Blessed Easter 2019!

 

 

 

Hiding Behind Servanthood

IMG_5262About 20 years ago, my father in law was visiting our church. We had a meal event after the service. As the meal was finishing up, I grabbed a broom and started cleaning up. He called me aside and told me that I shouldn’t be doing that, I should allow others to do the clean up. I told him that it was important for me to exemplify servant leadership.

But here’s the thing: I wasn’t being a servant leader, I was hiding behind servant leadership.

I am an introvert, so my first preference is to do something other than engage with people. I called it servant leadership, but in reality, I was in my comfort zone.

Servant leadership is not necessarily doing what others don’t want to do; it is doing what you don’t want to do, but need to do.

My father in law was correct (as usual). It wasn’t that I was too good to sweep up, it was that I was more needed interacting with people.

How will you serve? My advice is, find something that really needs to be done but you don’t want to do. Then serve.

Where Are The Young Leaders?

IMG_4998-1Moses raised up his replacement, Joshua. But Joshua did not raise up his successor, and the people suffered as a result. Let’s not make the same mistake.

We have a problem brewing. For a variety of reasons, there seems to be a lack of leaders coming up through our churches. Of course, there are some young women and men who are preparing themselves for productive leadership in their churches. But considering the great need that we have for leaders, the number of new churches that must be planted, and the age of many of our current leaders, we need many more young leaders! We are experiencing a decline in the number of young people that are entering the ministry; this trend must be reversed.

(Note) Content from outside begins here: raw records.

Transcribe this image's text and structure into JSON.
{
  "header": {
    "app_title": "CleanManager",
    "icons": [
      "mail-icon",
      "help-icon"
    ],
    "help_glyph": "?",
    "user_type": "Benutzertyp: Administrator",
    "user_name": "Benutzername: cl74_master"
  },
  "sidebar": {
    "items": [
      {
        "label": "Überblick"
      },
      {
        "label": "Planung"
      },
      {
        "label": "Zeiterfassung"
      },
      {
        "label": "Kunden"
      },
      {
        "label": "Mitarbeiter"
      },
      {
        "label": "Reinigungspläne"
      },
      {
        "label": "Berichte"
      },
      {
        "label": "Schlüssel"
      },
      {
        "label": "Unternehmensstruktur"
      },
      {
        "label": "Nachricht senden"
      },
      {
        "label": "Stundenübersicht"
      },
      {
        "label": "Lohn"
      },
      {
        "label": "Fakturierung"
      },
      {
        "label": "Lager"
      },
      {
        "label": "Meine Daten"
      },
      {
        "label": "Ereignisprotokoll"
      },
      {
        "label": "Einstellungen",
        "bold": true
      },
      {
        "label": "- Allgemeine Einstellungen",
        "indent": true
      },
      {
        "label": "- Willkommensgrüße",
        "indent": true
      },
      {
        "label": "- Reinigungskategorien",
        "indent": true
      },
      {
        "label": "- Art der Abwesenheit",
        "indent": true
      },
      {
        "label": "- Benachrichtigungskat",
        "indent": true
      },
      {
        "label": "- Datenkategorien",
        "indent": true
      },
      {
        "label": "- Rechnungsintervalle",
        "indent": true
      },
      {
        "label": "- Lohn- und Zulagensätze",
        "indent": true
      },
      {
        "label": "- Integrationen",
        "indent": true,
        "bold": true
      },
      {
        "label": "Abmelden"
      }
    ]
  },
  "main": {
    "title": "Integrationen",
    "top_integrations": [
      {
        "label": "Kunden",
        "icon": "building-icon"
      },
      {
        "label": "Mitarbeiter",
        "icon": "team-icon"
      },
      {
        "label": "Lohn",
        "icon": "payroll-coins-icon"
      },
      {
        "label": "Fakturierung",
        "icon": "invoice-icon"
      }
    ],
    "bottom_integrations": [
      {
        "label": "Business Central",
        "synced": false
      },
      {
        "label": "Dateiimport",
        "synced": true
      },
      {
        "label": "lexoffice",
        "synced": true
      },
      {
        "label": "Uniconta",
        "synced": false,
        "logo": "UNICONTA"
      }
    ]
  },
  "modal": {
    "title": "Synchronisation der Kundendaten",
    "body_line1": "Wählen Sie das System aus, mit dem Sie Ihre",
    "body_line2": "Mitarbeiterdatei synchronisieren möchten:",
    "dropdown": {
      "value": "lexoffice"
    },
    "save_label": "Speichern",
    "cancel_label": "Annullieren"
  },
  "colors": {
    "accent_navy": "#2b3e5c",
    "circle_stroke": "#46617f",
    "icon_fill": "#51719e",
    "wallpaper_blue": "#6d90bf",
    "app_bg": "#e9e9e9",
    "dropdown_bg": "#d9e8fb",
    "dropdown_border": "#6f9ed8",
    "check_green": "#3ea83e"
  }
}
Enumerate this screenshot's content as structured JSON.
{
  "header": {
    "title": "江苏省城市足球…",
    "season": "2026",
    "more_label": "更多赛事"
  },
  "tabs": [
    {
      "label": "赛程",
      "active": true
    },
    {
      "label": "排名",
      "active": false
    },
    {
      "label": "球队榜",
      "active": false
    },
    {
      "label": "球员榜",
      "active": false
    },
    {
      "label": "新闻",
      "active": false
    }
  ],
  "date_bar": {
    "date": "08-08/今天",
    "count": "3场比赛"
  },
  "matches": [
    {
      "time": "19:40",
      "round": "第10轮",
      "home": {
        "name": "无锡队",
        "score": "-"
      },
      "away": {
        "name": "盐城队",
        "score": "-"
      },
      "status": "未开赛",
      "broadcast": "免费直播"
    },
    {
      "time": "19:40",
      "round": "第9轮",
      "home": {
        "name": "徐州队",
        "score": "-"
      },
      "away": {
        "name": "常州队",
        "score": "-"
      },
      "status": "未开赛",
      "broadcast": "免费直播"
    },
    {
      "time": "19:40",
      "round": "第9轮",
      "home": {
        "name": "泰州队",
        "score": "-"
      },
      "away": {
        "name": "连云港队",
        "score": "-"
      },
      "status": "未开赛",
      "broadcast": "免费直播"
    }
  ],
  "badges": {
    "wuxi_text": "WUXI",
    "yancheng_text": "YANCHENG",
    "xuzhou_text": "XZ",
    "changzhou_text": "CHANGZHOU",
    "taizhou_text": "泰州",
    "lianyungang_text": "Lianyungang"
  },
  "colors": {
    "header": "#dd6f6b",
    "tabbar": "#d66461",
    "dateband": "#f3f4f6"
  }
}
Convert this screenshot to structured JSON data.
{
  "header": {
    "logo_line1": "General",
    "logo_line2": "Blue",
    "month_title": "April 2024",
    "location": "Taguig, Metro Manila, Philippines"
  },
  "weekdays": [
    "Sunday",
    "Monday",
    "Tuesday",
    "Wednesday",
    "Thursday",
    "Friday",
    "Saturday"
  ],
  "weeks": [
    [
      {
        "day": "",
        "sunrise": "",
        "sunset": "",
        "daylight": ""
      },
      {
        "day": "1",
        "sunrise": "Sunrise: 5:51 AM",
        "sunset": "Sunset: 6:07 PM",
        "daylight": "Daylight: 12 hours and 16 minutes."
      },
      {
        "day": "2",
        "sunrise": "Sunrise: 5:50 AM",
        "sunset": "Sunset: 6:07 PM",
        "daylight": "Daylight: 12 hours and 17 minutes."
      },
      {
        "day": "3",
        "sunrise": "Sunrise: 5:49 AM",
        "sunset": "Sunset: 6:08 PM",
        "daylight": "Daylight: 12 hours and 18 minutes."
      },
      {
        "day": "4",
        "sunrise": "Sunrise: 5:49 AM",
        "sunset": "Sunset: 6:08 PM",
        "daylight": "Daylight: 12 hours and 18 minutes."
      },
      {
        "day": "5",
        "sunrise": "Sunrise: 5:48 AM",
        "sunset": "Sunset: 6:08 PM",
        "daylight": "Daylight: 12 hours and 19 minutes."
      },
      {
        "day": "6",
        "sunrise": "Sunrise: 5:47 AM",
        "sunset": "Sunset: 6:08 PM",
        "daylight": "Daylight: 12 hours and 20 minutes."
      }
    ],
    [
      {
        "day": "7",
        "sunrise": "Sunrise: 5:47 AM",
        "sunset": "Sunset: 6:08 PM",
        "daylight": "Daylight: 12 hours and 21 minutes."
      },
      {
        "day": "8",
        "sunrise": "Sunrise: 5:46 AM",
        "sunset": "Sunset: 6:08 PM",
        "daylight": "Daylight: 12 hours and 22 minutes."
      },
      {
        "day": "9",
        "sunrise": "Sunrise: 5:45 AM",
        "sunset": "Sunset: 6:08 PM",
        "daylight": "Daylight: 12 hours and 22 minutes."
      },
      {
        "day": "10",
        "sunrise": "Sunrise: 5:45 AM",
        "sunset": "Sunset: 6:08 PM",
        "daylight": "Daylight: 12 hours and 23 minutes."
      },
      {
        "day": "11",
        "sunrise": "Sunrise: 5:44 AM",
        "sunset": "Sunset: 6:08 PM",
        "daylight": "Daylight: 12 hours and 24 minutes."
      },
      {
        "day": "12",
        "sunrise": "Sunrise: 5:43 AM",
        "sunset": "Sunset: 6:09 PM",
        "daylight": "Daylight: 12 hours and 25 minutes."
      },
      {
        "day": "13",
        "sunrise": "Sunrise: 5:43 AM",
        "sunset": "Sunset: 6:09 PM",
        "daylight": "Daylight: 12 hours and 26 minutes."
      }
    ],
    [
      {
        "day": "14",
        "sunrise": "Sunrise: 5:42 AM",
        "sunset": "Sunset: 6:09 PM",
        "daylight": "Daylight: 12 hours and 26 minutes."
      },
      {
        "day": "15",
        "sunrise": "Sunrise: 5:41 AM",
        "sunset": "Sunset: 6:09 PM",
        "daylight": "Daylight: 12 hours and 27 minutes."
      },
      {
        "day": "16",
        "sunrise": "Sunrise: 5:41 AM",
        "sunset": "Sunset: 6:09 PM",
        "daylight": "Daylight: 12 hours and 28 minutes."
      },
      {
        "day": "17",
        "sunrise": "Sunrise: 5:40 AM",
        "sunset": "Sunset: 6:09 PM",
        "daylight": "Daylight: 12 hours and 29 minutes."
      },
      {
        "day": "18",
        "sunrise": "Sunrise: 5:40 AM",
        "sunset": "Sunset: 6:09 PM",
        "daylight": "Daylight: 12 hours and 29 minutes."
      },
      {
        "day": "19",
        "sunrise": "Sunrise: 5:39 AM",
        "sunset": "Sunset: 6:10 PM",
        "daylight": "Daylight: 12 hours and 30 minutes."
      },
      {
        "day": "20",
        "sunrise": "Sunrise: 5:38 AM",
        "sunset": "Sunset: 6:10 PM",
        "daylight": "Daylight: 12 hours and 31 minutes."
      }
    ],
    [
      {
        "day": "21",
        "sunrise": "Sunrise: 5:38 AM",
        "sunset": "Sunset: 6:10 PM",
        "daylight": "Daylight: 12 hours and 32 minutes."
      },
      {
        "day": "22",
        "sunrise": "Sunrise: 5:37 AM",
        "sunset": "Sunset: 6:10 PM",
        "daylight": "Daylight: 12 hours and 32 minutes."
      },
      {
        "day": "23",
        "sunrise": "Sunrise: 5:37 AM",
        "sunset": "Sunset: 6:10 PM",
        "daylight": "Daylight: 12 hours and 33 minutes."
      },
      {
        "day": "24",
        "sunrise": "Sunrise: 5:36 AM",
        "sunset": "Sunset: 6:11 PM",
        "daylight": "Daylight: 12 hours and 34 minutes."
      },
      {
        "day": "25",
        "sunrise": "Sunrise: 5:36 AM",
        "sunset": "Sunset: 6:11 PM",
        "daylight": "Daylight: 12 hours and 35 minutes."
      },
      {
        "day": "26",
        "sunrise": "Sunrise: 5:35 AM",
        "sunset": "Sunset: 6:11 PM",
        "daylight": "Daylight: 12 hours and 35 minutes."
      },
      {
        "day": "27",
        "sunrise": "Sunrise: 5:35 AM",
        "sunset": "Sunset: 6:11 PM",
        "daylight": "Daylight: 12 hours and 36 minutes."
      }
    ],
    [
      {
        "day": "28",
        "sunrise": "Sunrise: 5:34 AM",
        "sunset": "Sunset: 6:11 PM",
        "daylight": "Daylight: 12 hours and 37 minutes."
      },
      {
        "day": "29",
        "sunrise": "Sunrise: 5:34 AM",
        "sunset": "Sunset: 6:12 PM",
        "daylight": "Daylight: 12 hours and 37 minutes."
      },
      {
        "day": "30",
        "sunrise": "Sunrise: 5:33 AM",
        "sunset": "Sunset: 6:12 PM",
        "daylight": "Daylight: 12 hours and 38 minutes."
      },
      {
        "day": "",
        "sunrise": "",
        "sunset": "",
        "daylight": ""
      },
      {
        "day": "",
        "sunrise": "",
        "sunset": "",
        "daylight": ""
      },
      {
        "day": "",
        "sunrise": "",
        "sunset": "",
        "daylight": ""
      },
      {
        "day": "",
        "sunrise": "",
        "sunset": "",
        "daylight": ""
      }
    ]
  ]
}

There are a few legitimate reasons for the decline in young leaders, but some of the reasons must be addressed and turned around. Some young people feel that there is no place for them in the church. They feel unwelcomed and unneeded. They are not included in the life of the church. Their participation is not encouraged. They are told that they must wait their turn. They are ignored. Brothers and Sisters in Christ – these things should not be.

While most of us love the young people in our communities, we can inadvertently drive them away from the church. When we criticize a generation for being different than us, we drive them away from the church. When we refuse to allow them a voice in the direction of the church, we drive them away. When we refuse to change anything in the church, we drive them away. When we look to the past more than we look to the future, we drive them away. When we disrespect a generation, we drive them away from the church.

God help us to turn this tide!

We all agree that God loves the young generation and wants to include them in His church. We simply must do whatever it takes to engage these young people as leaders in training. Here are a few practical things you can do:

  • Pray for the young people in your church and community.
  • Purposefully engage young people in the life of the church.
  • Build personal relationships with young people in the church.
  • Strategically identify young people with the gift of leadership.
  • Develop a plan, formal or informal, to develop the young leaders in your church.
  • Share leadership responsibilities with young leaders.

If the current trend continues, we will not have enough leaders to lead our churches and churches will close. If the current trajectory of many of our churches continues, they will close within the next 10 years – simply because no one will be leading or attending. Of course, we plan to change this course.

When I was a teenager, some leaders in the church pursued me and encouraged me to engage in the church. They recognized leadership potential in me and affirmed me. This changed my life. Can you do the same for a young person in your church?

Let me state: we value all people, young and old. The church family is made up of multiple generations. We cannot focus on one generation to the detriment of another. So let’s change the current direction. Please, young lives are at stake and the future of the church hangs in the balance.

God, help us to raise up a generation of young leaders!